From outward appearances, the 56 campuses of the Marinello Schools of Beauty were profitable and successful. However, the Department of Education believed that school administrators had engaged in an ongoing and systematic program of misrepresentation that enabled the school to collect millions of dollars in federal financial aid. The schools have now been shuttered and a portion of the $11 million settlement is poised to be distributed among six whistleblowing employees while the remainder is being returned to the government.
Marinello School of Beauty was founded in 1905. The school eventually boasted 39 locations in California with others found in Nevada, Utah, Connecticut and elsewhere. Programs offered included cosmetology, barbering and hair design. However, recent students knew that trouble was brewing. A Connecticut graduate received multiple notices from the school telling her that she owed several thousand dollars. She told the school that her tuition was supposed to be covered by federal aid, but to no avail. The school refused to release her transcripts so she cannot get a cosmetology license.

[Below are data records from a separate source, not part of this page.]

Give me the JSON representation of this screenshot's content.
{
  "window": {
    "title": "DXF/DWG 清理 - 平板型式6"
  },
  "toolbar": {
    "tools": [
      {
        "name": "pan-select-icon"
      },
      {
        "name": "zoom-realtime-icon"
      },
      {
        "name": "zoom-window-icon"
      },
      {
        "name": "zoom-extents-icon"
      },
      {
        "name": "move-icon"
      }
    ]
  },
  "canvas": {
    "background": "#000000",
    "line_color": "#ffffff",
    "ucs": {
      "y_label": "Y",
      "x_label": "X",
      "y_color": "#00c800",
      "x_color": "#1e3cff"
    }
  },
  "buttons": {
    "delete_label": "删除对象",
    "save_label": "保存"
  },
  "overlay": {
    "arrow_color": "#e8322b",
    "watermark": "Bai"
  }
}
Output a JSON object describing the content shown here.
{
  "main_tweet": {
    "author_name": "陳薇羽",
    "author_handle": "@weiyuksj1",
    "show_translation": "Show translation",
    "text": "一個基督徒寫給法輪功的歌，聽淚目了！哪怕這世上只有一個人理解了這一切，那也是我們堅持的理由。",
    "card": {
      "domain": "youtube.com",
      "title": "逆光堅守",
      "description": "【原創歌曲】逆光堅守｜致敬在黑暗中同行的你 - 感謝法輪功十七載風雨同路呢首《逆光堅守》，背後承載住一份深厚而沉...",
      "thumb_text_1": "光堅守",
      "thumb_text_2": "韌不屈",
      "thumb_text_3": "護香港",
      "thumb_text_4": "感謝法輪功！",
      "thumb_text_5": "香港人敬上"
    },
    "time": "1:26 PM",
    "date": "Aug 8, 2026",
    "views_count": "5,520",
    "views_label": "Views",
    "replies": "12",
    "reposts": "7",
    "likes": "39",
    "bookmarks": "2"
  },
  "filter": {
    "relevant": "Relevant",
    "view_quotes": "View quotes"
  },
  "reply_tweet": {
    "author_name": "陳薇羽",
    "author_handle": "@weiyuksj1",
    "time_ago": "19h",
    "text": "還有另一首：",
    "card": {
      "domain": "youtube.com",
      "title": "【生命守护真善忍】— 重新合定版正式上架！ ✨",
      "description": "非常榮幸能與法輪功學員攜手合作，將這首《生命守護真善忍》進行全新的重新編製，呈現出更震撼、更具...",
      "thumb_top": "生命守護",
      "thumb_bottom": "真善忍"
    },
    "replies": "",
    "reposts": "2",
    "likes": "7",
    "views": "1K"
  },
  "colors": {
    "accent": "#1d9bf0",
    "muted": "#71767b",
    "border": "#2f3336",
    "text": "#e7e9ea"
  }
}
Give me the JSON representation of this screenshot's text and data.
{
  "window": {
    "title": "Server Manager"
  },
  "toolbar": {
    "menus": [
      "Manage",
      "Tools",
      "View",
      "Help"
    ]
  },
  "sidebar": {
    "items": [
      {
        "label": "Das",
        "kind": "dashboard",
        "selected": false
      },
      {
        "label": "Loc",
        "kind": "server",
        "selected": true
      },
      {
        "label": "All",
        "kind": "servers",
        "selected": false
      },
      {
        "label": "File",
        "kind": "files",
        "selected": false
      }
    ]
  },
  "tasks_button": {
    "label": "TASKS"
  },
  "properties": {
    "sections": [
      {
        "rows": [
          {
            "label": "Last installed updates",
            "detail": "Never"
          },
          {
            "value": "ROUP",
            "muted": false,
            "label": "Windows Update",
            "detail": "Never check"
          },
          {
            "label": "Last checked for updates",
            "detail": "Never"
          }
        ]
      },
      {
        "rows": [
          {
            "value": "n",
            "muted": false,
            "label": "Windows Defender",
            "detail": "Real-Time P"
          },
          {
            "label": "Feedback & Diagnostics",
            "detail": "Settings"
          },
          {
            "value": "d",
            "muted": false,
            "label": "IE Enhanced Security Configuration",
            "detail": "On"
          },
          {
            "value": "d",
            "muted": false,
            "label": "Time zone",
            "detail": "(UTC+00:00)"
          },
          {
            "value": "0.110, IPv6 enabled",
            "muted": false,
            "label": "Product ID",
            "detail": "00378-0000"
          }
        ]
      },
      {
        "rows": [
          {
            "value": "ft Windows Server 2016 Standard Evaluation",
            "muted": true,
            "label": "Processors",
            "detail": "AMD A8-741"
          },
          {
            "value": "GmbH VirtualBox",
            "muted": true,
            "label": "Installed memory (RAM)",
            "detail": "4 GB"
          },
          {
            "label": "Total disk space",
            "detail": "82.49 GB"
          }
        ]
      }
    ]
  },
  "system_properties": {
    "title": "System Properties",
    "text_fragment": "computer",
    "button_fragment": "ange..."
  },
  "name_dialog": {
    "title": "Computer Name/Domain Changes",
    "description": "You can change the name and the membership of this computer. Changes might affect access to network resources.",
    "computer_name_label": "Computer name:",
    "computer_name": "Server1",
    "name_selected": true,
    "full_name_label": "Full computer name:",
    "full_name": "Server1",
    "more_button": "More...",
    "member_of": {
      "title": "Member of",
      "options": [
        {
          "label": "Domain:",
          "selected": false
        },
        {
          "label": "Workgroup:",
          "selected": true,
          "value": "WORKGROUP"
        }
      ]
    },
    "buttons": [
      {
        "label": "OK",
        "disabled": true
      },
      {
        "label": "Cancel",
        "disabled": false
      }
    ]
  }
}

Her story is like many others, but it was a group of six former employees who brought the allegations of misdeeds to the federal government. They alleged that the schools did not provide adequate training. Moreover, they claimed that the school knowingly requested federal student aid for enrollees who did not have a diploma. Some of these students were maneuvered into a high school diploma completion program that was not accredited. Other students did not receive all of the federal funds that they were entitled to. Marinello was further accused of inflating its enrollment numbers, graduation rates and the earning potential of graduates.
The Department of Education withdrew federal financial support of the schools at the end of 2015, and the schools shuttered for good in February of the following year. The government will only be able to recoup a small portion of the many millions of dollars that had been distributed to the schools in the last year or two alone, but this case remains a cautionary tale for other institutions that receive aid from the federal government.